The proposal has aroused interest as the CPM was in the forefront of agitations against several nuclear power plants across the country. The party had withdrawn support to the UPA government in 2008 over the Indo-US nuclear deal. However, CPM leaders maintain the party was never opposed to the atomic power plants per se. Its opposition was only to the nuclear deal.
Additional Chief Secretary (Power) K R Jyothilal said Kerala has one of the largest thorium reserves in the country, and harnessing the stock to generate nuclear power will help meet the energy needs of the state. Technological innovations have made nuclear power a safe energy option, he said.

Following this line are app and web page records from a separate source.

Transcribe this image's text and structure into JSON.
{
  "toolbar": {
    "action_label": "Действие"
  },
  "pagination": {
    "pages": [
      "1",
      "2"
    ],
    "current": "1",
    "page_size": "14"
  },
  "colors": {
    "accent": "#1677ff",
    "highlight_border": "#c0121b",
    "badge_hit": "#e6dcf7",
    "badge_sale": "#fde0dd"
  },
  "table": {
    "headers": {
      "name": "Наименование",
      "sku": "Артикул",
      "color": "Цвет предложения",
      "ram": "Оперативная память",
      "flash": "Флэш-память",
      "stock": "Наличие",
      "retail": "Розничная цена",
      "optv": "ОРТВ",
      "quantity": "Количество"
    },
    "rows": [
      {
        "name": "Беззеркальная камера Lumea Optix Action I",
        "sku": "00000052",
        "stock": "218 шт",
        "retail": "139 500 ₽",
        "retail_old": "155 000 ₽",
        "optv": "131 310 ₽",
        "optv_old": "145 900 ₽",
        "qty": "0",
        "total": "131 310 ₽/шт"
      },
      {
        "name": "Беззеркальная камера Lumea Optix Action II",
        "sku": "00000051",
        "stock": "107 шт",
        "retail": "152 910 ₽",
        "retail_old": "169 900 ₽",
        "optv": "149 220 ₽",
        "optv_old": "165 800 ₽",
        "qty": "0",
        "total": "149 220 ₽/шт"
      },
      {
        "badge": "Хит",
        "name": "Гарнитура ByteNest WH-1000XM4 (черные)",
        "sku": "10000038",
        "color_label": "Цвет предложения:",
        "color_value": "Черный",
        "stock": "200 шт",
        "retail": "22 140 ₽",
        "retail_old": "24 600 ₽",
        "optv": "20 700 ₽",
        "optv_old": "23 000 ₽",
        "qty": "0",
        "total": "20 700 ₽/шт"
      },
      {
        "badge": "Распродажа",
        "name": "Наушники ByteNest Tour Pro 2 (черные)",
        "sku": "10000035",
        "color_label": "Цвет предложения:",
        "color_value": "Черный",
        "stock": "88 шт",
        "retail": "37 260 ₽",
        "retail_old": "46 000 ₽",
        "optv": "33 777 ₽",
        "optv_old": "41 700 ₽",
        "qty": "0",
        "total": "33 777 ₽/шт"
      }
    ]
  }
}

Jyothilal said the state preferred small modular reactors to conventional ones. “The advanced small modular reactors have a power capacity of 30-300 MW per unit. Its installation is easy and due to technical sophistication, it’s safer. Since reactors are modular, power production can be incrementally enhanced,” he said.
Nuclear power comes under the purview of the Union government and the proposal, if accepted, would be implemented by the Nuclear Power Corporation of India Limited (NPCIL), which recently signed an agreement with the National Thermal Power Corporation (NTPC) to develop nuclear reactors. The NTPC owns around 1,150 acres of land at Kayamkulam, which the state government has deemed as ideal for the project.
If project is implemented, it’s a win-win for all: Official
However, the state government will undoubtedly face several challenges to its proposal. First, the developmental programme of small modular reactors is in its nascent stage in the country. The environmental challenges posed by the project will also be a concern.
A senior official said the safety of residents and the environment is of paramount importance and the government factored in all such matters before forwarding the proposal. “Small modular reactors are safe unlike the conventional ones. The cost of power production will also be low. If the proposal is accepted and the project is implemented, it’s a win-win for all,” the official added.
- Kerala has one of the largest Thorium reserves in the country
- State government deems the 1,150 acres of land the NTPCL owns at Kayamkulam ideal for the project
- Advanced small modular reactors are safe unlike the conventional ones